Nanki Shirahama, South Wakayama Coast 南紀白浜
Day 78, November 2016,
Kii Oshima, Kashinozaki Lighthouse 紀伊大島、樫野埼灯台
After a wet night, the rain is still lingering at michi-no-eki Kushimoto Hashigui-iwa so we start the day slowly as the rain is forecast to ease. Kii Oshima is our first destination where there are views of some, apparently, interesting rock formations.
We discover a stone lighthouse ‘enlightened’, as the plaque would have it, in 1872. This lighthouse was one of 6 designed by British engineers due to some treaty with the Edo Bakufu. The lighthouse was surrounded by narcissus brought from Britain by the engineers. There was also an English Oak planted in 2002 but it didn’t look too healthy to me. In the same spot there is a monument and a museum to commemorate the saving of Turkish navy sailors by the local people. There is a Turkish shop selling ceramics and another selling carpets. Neither of which is open.
On the way to see the rocks we come across 3 tanuki (raccoon) in the road, one of which was very mangy looking. The rock formations are ok but the coastline with craggy cliffs and deep inlets is, in itself, impressive.
South Wakayama Coastline
The weather had improved considerably by this point, so we return to last night’s michi-no-eki to view the rock pillars in sunshine and take some photographs. This is followed by a leisurely drive along Route 42 – as long as it is the coast road.

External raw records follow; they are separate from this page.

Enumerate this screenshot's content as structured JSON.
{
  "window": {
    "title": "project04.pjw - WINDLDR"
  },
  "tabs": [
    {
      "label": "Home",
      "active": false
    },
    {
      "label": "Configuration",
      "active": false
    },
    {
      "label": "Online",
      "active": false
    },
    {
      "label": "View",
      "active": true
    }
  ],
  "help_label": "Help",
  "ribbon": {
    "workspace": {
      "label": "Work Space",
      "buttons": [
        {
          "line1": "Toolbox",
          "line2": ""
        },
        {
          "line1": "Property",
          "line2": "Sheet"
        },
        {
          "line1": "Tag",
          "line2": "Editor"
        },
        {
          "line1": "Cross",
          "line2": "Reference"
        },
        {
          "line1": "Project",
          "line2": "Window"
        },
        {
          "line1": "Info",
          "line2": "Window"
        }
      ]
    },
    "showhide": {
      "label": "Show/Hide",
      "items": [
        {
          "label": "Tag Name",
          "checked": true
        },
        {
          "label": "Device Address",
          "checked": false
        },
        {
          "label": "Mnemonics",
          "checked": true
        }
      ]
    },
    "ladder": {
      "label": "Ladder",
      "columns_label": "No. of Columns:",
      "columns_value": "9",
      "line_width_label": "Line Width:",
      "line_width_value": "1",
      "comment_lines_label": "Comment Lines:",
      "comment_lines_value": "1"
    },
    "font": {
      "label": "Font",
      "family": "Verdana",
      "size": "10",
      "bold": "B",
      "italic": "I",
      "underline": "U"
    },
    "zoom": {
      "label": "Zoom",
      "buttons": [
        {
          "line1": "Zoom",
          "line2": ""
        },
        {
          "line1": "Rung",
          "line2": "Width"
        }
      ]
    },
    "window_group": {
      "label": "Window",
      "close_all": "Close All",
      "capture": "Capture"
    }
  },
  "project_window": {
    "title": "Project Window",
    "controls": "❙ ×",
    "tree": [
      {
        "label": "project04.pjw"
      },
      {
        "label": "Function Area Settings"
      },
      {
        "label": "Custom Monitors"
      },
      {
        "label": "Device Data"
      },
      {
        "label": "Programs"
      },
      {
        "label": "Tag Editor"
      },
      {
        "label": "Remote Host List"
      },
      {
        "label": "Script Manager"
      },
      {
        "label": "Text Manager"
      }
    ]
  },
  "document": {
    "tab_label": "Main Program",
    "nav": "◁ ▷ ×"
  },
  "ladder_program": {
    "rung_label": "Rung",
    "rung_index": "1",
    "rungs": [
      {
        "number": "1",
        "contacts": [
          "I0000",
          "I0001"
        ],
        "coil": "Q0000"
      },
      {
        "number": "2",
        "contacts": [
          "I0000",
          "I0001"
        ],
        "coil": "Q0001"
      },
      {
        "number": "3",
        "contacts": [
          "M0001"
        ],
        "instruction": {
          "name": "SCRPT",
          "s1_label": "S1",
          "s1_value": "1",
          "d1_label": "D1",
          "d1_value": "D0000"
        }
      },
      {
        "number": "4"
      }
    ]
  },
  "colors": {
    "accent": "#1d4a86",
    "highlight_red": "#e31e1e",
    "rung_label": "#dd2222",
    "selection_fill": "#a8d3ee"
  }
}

The coastline along this route is very beautiful. The with lots of offshore islets. These are dotted with pines and laced with deep, green seas in rocky inlets. After lunch, at a very new michi-no-eki ‘Susami’ , we branch off Route 42, as it becomes a new road cutting through numerous tunnels. We stick to the old road along the coast.
Suddenly, at every lay-by or possible parking place there are cats. Cats everywhere, even lying in the middle of the road in the sunshine and not inclined to move at our approach. Avoiding recumbent cats, we make our way to Senjojiki, another singular geological feature. This is a large area of sandstone uplifted and, subsequently, eroded by the waves.
By now, the wind has picked up and the sea is a mass of white horses. The fine spay from the waves breaking on the sandstone, is blown over us tourists, many of whom are young Koreans from tour buses. I am surprise at how hesitant they are maneuvering on the smooth eroded rocks even though they are sandstone and not slippery at all.
Muro No Yu 牟婁の湯
To end the day, we return to Shirahama to visit the very famous public onsen ‘Muro no yu’. This is very old fashioned and quite small. There are 2 baths, one unusually deep and hot the other less so. Refreshed, we walk back to the car, (it is a little difficult to park nearby) along the Shirahama. The sand really is white – is it really natural? The sun is setting in a splendid fashion and a lot of ragged clouds are helping to enhance the show. Very pretty indeed.
＊Muro noyu ; 420 yen / adult
Feb. 2023 ; at present this onsen is only open for local residents. this may be a pandemic precaution.
Michi no eki Kuchikumano
It is dark when we set off to find our michi-no-eki ‘Kuchikumano‘ for the night. It is a short drive but the last bit proves very complicated. We pass over a tiny rail crossing, through concrete tunnels under the highway, reverse out of dead ends before finally arriving at the back of the michi-no-eki. Literally at the back, where there is a car park mainly for deliveries. The front is on the expressway and we cannot enter by car. It is accessible on foot through a gate in the wire fence. A very odd place.
The author is a long term resident of Japan who has and continues to travel the country extensively. Avoiding highways where possible, the author has driven from Kagoshima in Kyushu to Wakanai in Hokkaido covering 20,000 plus kilometres and counting.